──────── Data provided ────────

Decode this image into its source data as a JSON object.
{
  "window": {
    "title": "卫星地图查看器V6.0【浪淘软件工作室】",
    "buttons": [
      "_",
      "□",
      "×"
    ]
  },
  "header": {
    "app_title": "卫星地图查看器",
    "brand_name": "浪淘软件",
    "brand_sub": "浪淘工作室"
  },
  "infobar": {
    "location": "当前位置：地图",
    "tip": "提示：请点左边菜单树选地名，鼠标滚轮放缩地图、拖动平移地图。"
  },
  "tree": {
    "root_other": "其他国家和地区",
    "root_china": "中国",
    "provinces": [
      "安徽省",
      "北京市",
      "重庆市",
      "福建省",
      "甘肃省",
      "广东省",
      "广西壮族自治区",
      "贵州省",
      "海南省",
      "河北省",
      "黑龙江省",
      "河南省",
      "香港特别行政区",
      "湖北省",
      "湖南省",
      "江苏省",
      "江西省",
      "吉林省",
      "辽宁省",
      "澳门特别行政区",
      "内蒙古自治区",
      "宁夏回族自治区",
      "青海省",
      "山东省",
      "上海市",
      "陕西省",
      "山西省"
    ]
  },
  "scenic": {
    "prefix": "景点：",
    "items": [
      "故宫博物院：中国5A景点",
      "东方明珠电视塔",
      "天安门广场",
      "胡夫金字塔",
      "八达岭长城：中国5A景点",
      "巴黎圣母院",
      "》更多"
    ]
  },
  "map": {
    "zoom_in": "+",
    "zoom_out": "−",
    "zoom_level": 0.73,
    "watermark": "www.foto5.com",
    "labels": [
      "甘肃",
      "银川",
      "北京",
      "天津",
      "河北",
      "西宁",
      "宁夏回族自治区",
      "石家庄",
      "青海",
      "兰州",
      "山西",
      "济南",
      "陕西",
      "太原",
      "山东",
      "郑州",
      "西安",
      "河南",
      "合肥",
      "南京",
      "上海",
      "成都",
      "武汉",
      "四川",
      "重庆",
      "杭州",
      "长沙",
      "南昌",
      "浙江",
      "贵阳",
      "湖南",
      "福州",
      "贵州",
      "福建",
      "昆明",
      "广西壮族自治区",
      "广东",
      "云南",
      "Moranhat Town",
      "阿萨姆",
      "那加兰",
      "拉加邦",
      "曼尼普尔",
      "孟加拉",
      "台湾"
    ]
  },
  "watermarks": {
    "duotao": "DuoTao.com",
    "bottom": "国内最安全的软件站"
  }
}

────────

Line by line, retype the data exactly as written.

Decode this image into its source data as a JSON object.
{
  "window": {
    "title": "卫星地图查看器V6.0【浪淘软件工作室】",
    "buttons": [
      "_",
      "□",
      "×"
    ]
  },
  "header": {
    "app_title": "卫星地图查看器",
    "brand_name": "浪淘软件",
    "brand_sub": "浪淘工作室"
  },
  "infobar": {
    "location": "当前位置：地图",
    "tip": "提示：请点左边菜单树选地名，鼠标滚轮放缩地图、拖动平移地图。"
  },
  "tree": {
    "root_other": "其他国家和地区",
    "root_china": "中国",
    "provinces": [
      "安徽省",
      "北京市",
      "重庆市",
      "福建省",
      "甘肃省",
      "广东省",
      "广西壮族自治区",
      "贵州省",
      "海南省",
      "河北省",
      "黑龙江省",
      "河南省",
      "香港特别行政区",
      "湖北省",
      "湖南省",
      "江苏省",
      "江西省",
      "吉林省",
      "辽宁省",
      "澳门特别行政区",
      "内蒙古自治区",
      "宁夏回族自治区",
      "青海省",
      "山东省",
      "上海市",
      "陕西省",
      "山西省"
    ]
  },
  "scenic": {
    "prefix": "景点：",
    "items": [
      "故宫博物院：中国5A景点",
      "东方明珠电视塔",
      "天安门广场",
      "胡夫金字塔",
      "八达岭长城：中国5A景点",
      "巴黎圣母院",
      "》更多"
    ]
  },
  "map": {
    "zoom_in": "+",
    "zoom_out": "−",
    "zoom_level": 0.73,
    "watermark": "www.foto5.com",
    "labels": [
      "甘肃",
      "银川",
      "北京",
      "天津",
      "河北",
      "西宁",
      "宁夏回族自治区",
      "石家庄",
      "青海",
      "兰州",
      "山西",
      "济南",
      "陕西",
      "太原",
      "山东",
      "郑州",
      "西安",
      "河南",
      "合肥",
      "南京",
      "上海",
      "成都",
      "武汉",
      "四川",
      "重庆",
      "杭州",
      "长沙",
      "南昌",
      "浙江",
      "贵阳",
      "湖南",
      "福州",
      "贵州",
      "福建",
      "昆明",
      "广西壮族自治区",
      "广东",
      "云南",
      "Moranhat Town",
      "阿萨姆",
      "那加兰",
      "拉加邦",
      "曼尼普尔",
      "孟加拉",
      "台湾"
    ]
  },
  "watermarks": {
    "duotao": "DuoTao.com",
    "bottom": "国内最安全的软件站"
  }
}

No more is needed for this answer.